» What you will do
Among the entries below, count the lines with "selection" in them and state the total without comment.

» Record set
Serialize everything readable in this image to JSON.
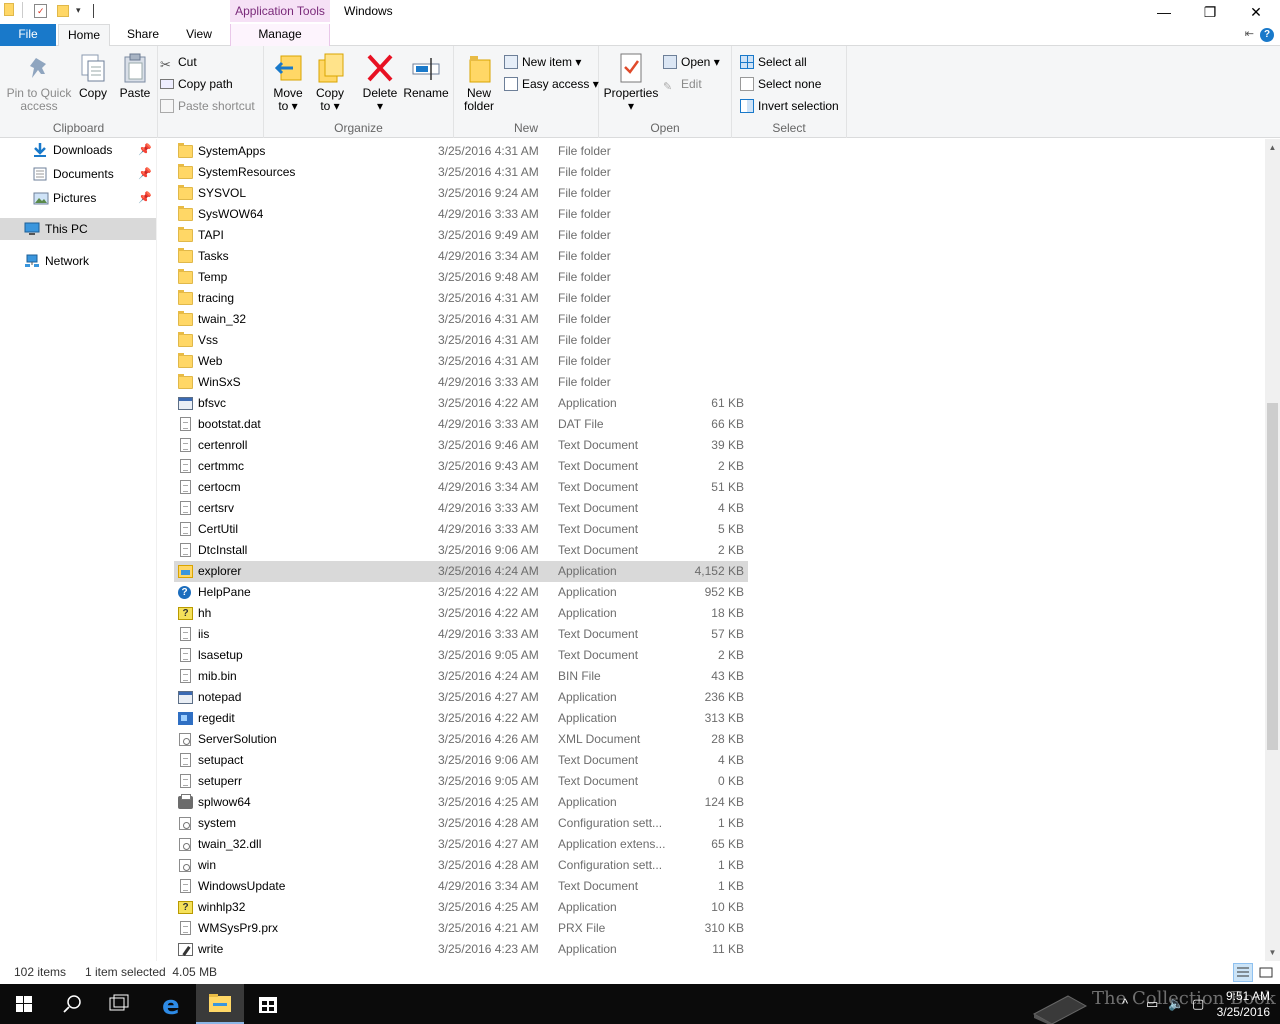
{
  "window": {
    "context_tab": "Application Tools",
    "title": "Windows",
    "minimize": "—",
    "maximize": "❐",
    "close": "✕"
  },
  "tabs": {
    "file": "File",
    "home": "Home",
    "share": "Share",
    "view": "View",
    "manage": "Manage",
    "help": "?"
  },
  "ribbon": {
    "clipboard": {
      "label": "Clipboard",
      "pin_line1": "Pin to Quick",
      "pin_line2": "access",
      "copy": "Copy",
      "paste": "Paste",
      "cut": "Cut",
      "copy_path": "Copy path",
      "paste_shortcut": "Paste shortcut"
    },
    "organize": {
      "label": "Organize",
      "move_line1": "Move",
      "move_line2": "to ▾",
      "copy_line1": "Copy",
      "copy_line2": "to ▾",
      "delete_line1": "Delete",
      "delete_line2": "▾",
      "rename": "Rename"
    },
    "new": {
      "label": "New",
      "new_folder_line1": "New",
      "new_folder_line2": "folder",
      "new_item": "New item ▾",
      "easy_access": "Easy access ▾"
    },
    "open": {
      "label": "Open",
      "properties_line1": "Properties",
      "properties_line2": "▾",
      "open": "Open ▾",
      "edit": "Edit"
    },
    "select": {
      "label": "Select",
      "select_all": "Select all",
      "select_none": "Select none",
      "invert_selection": "Invert selection"
    }
  },
  "nav": {
    "downloads": "Downloads",
    "documents": "Documents",
    "pictures": "Pictures",
    "this_pc": "This PC",
    "network": "Network",
    "pin": "📌"
  },
  "files": [
    {
      "name": "SystemApps",
      "date": "3/25/2016 4:31 AM",
      "type": "File folder",
      "size": "",
      "icon": "folder"
    },
    {
      "name": "SystemResources",
      "date": "3/25/2016 4:31 AM",
      "type": "File folder",
      "size": "",
      "icon": "folder"
    },
    {
      "name": "SYSVOL",
      "date": "3/25/2016 9:24 AM",
      "type": "File folder",
      "size": "",
      "icon": "folder"
    },
    {
      "name": "SysWOW64",
      "date": "4/29/2016 3:33 AM",
      "type": "File folder",
      "size": "",
      "icon": "folder"
    },
    {
      "name": "TAPI",
      "date": "3/25/2016 9:49 AM",
      "type": "File folder",
      "size": "",
      "icon": "folder"
    },
    {
      "name": "Tasks",
      "date": "4/29/2016 3:34 AM",
      "type": "File folder",
      "size": "",
      "icon": "folder"
    },
    {
      "name": "Temp",
      "date": "3/25/2016 9:48 AM",
      "type": "File folder",
      "size": "",
      "icon": "folder"
    },
    {
      "name": "tracing",
      "date": "3/25/2016 4:31 AM",
      "type": "File folder",
      "size": "",
      "icon": "folder"
    },
    {
      "name": "twain_32",
      "date": "3/25/2016 4:31 AM",
      "type": "File folder",
      "size": "",
      "icon": "folder"
    },
    {
      "name": "Vss",
      "date": "3/25/2016 4:31 AM",
      "type": "File folder",
      "size": "",
      "icon": "folder"
    },
    {
      "name": "Web",
      "date": "3/25/2016 4:31 AM",
      "type": "File folder",
      "size": "",
      "icon": "folder"
    },
    {
      "name": "WinSxS",
      "date": "4/29/2016 3:33 AM",
      "type": "File folder",
      "size": "",
      "icon": "folder"
    },
    {
      "name": "bfsvc",
      "date": "3/25/2016 4:22 AM",
      "type": "Application",
      "size": "61 KB",
      "icon": "app"
    },
    {
      "name": "bootstat.dat",
      "date": "4/29/2016 3:33 AM",
      "type": "DAT File",
      "size": "66 KB",
      "icon": "doc"
    },
    {
      "name": "certenroll",
      "date": "3/25/2016 9:46 AM",
      "type": "Text Document",
      "size": "39 KB",
      "icon": "doc"
    },
    {
      "name": "certmmc",
      "date": "3/25/2016 9:43 AM",
      "type": "Text Document",
      "size": "2 KB",
      "icon": "doc"
    },
    {
      "name": "certocm",
      "date": "4/29/2016 3:34 AM",
      "type": "Text Document",
      "size": "51 KB",
      "icon": "doc"
    },
    {
      "name": "certsrv",
      "date": "4/29/2016 3:33 AM",
      "type": "Text Document",
      "size": "4 KB",
      "icon": "doc"
    },
    {
      "name": "CertUtil",
      "date": "4/29/2016 3:33 AM",
      "type": "Text Document",
      "size": "5 KB",
      "icon": "doc"
    },
    {
      "name": "DtcInstall",
      "date": "3/25/2016 9:06 AM",
      "type": "Text Document",
      "size": "2 KB",
      "icon": "doc"
    },
    {
      "name": "explorer",
      "date": "3/25/2016 4:24 AM",
      "type": "Application",
      "size": "4,152 KB",
      "icon": "explorer",
      "selected": true
    },
    {
      "name": "HelpPane",
      "date": "3/25/2016 4:22 AM",
      "type": "Application",
      "size": "952 KB",
      "icon": "help"
    },
    {
      "name": "hh",
      "date": "3/25/2016 4:22 AM",
      "type": "Application",
      "size": "18 KB",
      "icon": "ques"
    },
    {
      "name": "iis",
      "date": "4/29/2016 3:33 AM",
      "type": "Text Document",
      "size": "57 KB",
      "icon": "doc"
    },
    {
      "name": "lsasetup",
      "date": "3/25/2016 9:05 AM",
      "type": "Text Document",
      "size": "2 KB",
      "icon": "doc"
    },
    {
      "name": "mib.bin",
      "date": "3/25/2016 4:24 AM",
      "type": "BIN File",
      "size": "43 KB",
      "icon": "doc"
    },
    {
      "name": "notepad",
      "date": "3/25/2016 4:27 AM",
      "type": "Application",
      "size": "236 KB",
      "icon": "app"
    },
    {
      "name": "regedit",
      "date": "3/25/2016 4:22 AM",
      "type": "Application",
      "size": "313 KB",
      "icon": "reg"
    },
    {
      "name": "ServerSolution",
      "date": "3/25/2016 4:26 AM",
      "type": "XML Document",
      "size": "28 KB",
      "icon": "cfg"
    },
    {
      "name": "setupact",
      "date": "3/25/2016 9:06 AM",
      "type": "Text Document",
      "size": "4 KB",
      "icon": "doc"
    },
    {
      "name": "setuperr",
      "date": "3/25/2016 9:05 AM",
      "type": "Text Document",
      "size": "0 KB",
      "icon": "doc"
    },
    {
      "name": "splwow64",
      "date": "3/25/2016 4:25 AM",
      "type": "Application",
      "size": "124 KB",
      "icon": "print"
    },
    {
      "name": "system",
      "date": "3/25/2016 4:28 AM",
      "type": "Configuration sett...",
      "size": "1 KB",
      "icon": "cfg"
    },
    {
      "name": "twain_32.dll",
      "date": "3/25/2016 4:27 AM",
      "type": "Application extens...",
      "size": "65 KB",
      "icon": "cfg"
    },
    {
      "name": "win",
      "date": "3/25/2016 4:28 AM",
      "type": "Configuration sett...",
      "size": "1 KB",
      "icon": "cfg"
    },
    {
      "name": "WindowsUpdate",
      "date": "4/29/2016 3:34 AM",
      "type": "Text Document",
      "size": "1 KB",
      "icon": "doc"
    },
    {
      "name": "winhlp32",
      "date": "3/25/2016 4:25 AM",
      "type": "Application",
      "size": "10 KB",
      "icon": "ques"
    },
    {
      "name": "WMSysPr9.prx",
      "date": "3/25/2016 4:21 AM",
      "type": "PRX File",
      "size": "310 KB",
      "icon": "doc"
    },
    {
      "name": "write",
      "date": "3/25/2016 4:23 AM",
      "type": "Application",
      "size": "11 KB",
      "icon": "write"
    }
  ],
  "status": {
    "item_count": "102 items",
    "selection": "1 item selected  4.05 MB"
  },
  "scroll": {
    "position_fraction": 0.56,
    "visible_fraction": 0.44
  },
  "taskbar": {
    "time": "9:51 AM",
    "date": "3/25/2016",
    "watermark": "The Collection Book"
  },
  "colors": {
    "accent": "#1979ca",
    "context_tab": "#f6e1f6",
    "selection": "#d9d9d9",
    "folder": "#ffd766"
  }
}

» Output for this exercise
3